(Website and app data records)

==========

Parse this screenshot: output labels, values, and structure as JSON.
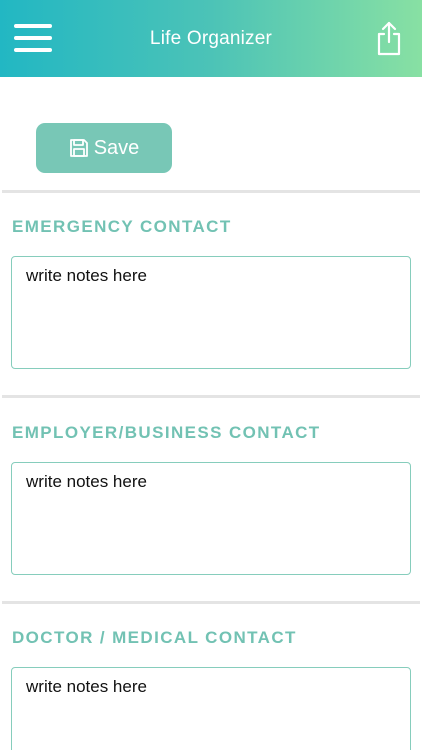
{
  "header": {
    "title": "Life Organizer",
    "menu_icon": "hamburger-menu-icon",
    "share_icon": "share-icon",
    "gradient_start": "#22b7c3",
    "gradient_end": "#88e0a3"
  },
  "toolbar": {
    "save_label": "Save",
    "save_icon": "floppy-disk-icon",
    "accent": "#78c7b6"
  },
  "sections": [
    {
      "title": "EMERGENCY CONTACT",
      "notes_text": "write notes here"
    },
    {
      "title": "EMPLOYER/BUSINESS CONTACT",
      "notes_text": "write notes here"
    },
    {
      "title": "DOCTOR / MEDICAL CONTACT",
      "notes_text": "write notes here"
    }
  ]
}
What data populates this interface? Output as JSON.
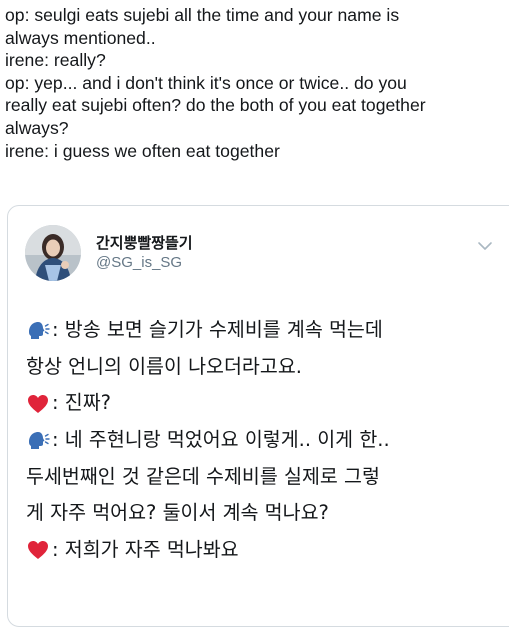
{
  "outer_post": {
    "lines": [
      "op: seulgi eats sujebi all the time and your name is",
      "always mentioned..",
      "irene: really?",
      "op: yep... and i don't think it's once or twice.. do you",
      "really eat sujebi often? do the both of you eat together",
      "always?",
      "irene: i guess we often eat together"
    ]
  },
  "quoted_tweet": {
    "display_name": "간지뿡빨짱뜰기",
    "handle": "@SG_is_SG",
    "lines": [
      {
        "emoji": "speaking-head-icon",
        "text": ": 방송 보면 슬기가 수제비를 계속 먹는데"
      },
      {
        "emoji": "",
        "text": "항상 언니의 이름이 나오더라고요."
      },
      {
        "emoji": "red-heart-icon",
        "text": ": 진짜?"
      },
      {
        "emoji": "speaking-head-icon",
        "text": ": 네 주현니랑 먹었어요 이렇게.. 이게 한.."
      },
      {
        "emoji": "",
        "text": "두세번째인 것 같은데 수제비를 실제로 그렇"
      },
      {
        "emoji": "",
        "text": "게 자주 먹어요? 둘이서 계속 먹나요?"
      },
      {
        "emoji": "red-heart-icon",
        "text": ": 저희가 자주 먹나봐요"
      }
    ]
  },
  "colors": {
    "text": "#14171a",
    "secondary": "#657786",
    "border": "#d5dbe0",
    "heart": "#e0243a",
    "speaking_head": "#3b6fb6"
  }
}
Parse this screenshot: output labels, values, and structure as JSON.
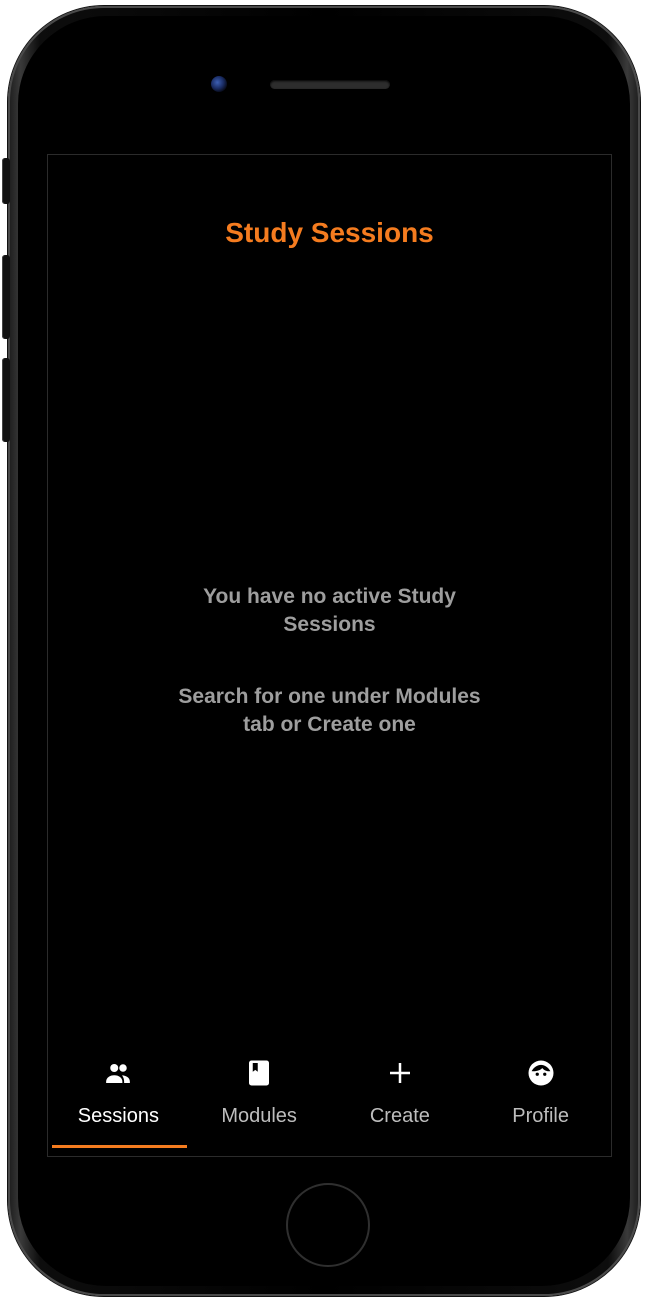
{
  "header": {
    "title": "Study Sessions"
  },
  "empty_state": {
    "line1": "You have no active Study",
    "line2": "Sessions",
    "line3": "Search for one under Modules",
    "line4": "tab or Create one"
  },
  "tabs": [
    {
      "label": "Sessions",
      "icon": "people-icon",
      "active": true
    },
    {
      "label": "Modules",
      "icon": "book-icon",
      "active": false
    },
    {
      "label": "Create",
      "icon": "plus-icon",
      "active": false
    },
    {
      "label": "Profile",
      "icon": "face-icon",
      "active": false
    }
  ],
  "colors": {
    "accent": "#f57c1f",
    "background": "#000000",
    "muted_text": "#9e9e9e",
    "active_tab_text": "#ffffff",
    "inactive_tab_text": "#bdbdbd"
  }
}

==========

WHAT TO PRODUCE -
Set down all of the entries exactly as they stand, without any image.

FINAL ANSWER -
Parse this screenshot: output labels, values, and structure as JSON.
{
  "header": {
    "title": "Life Organizer",
    "menu_icon": "hamburger-menu-icon",
    "share_icon": "share-icon",
    "gradient_start": "#22b7c3",
    "gradient_end": "#88e0a3"
  },
  "toolbar": {
    "save_label": "Save",
    "save_icon": "floppy-disk-icon",
    "accent": "#78c7b6"
  },
  "sections": [
    {
      "title": "EMERGENCY CONTACT",
      "notes_text": "write notes here"
    },
    {
      "title": "EMPLOYER/BUSINESS CONTACT",
      "notes_text": "write notes here"
    },
    {
      "title": "DOCTOR / MEDICAL CONTACT",
      "notes_text": "write notes here"
    }
  ]
}
What data populates this interface? Output as JSON.
{
  "outer_post": {
    "lines": [
      "op: seulgi eats sujebi all the time and your name is",
      "always mentioned..",
      "irene: really?",
      "op: yep... and i don't think it's once or twice.. do you",
      "really eat sujebi often? do the both of you eat together",
      "always?",
      "irene: i guess we often eat together"
    ]
  },
  "quoted_tweet": {
    "display_name": "간지뿡빨짱뜰기",
    "handle": "@SG_is_SG",
    "lines": [
      {
        "emoji": "speaking-head-icon",
        "text": ": 방송 보면 슬기가 수제비를 계속 먹는데"
      },
      {
        "emoji": "",
        "text": "항상 언니의 이름이 나오더라고요."
      },
      {
        "emoji": "red-heart-icon",
        "text": ": 진짜?"
      },
      {
        "emoji": "speaking-head-icon",
        "text": ": 네 주현니랑 먹었어요 이렇게.. 이게 한.."
      },
      {
        "emoji": "",
        "text": "두세번째인 것 같은데 수제비를 실제로 그렇"
      },
      {
        "emoji": "",
        "text": "게 자주 먹어요? 둘이서 계속 먹나요?"
      },
      {
        "emoji": "red-heart-icon",
        "text": ": 저희가 자주 먹나봐요"
      }
    ]
  },
  "colors": {
    "text": "#14171a",
    "secondary": "#657786",
    "border": "#d5dbe0",
    "heart": "#e0243a",
    "speaking_head": "#3b6fb6"
  }
}
Parse this screenshot: output labels, values, and structure as JSON.
{
  "header": {
    "title": "Study Sessions"
  },
  "empty_state": {
    "line1": "You have no active Study",
    "line2": "Sessions",
    "line3": "Search for one under Modules",
    "line4": "tab or Create one"
  },
  "tabs": [
    {
      "label": "Sessions",
      "icon": "people-icon",
      "active": true
    },
    {
      "label": "Modules",
      "icon": "book-icon",
      "active": false
    },
    {
      "label": "Create",
      "icon": "plus-icon",
      "active": false
    },
    {
      "label": "Profile",
      "icon": "face-icon",
      "active": false
    }
  ],
  "colors": {
    "accent": "#f57c1f",
    "background": "#000000",
    "muted_text": "#9e9e9e",
    "active_tab_text": "#ffffff",
    "inactive_tab_text": "#bdbdbd"
  }
}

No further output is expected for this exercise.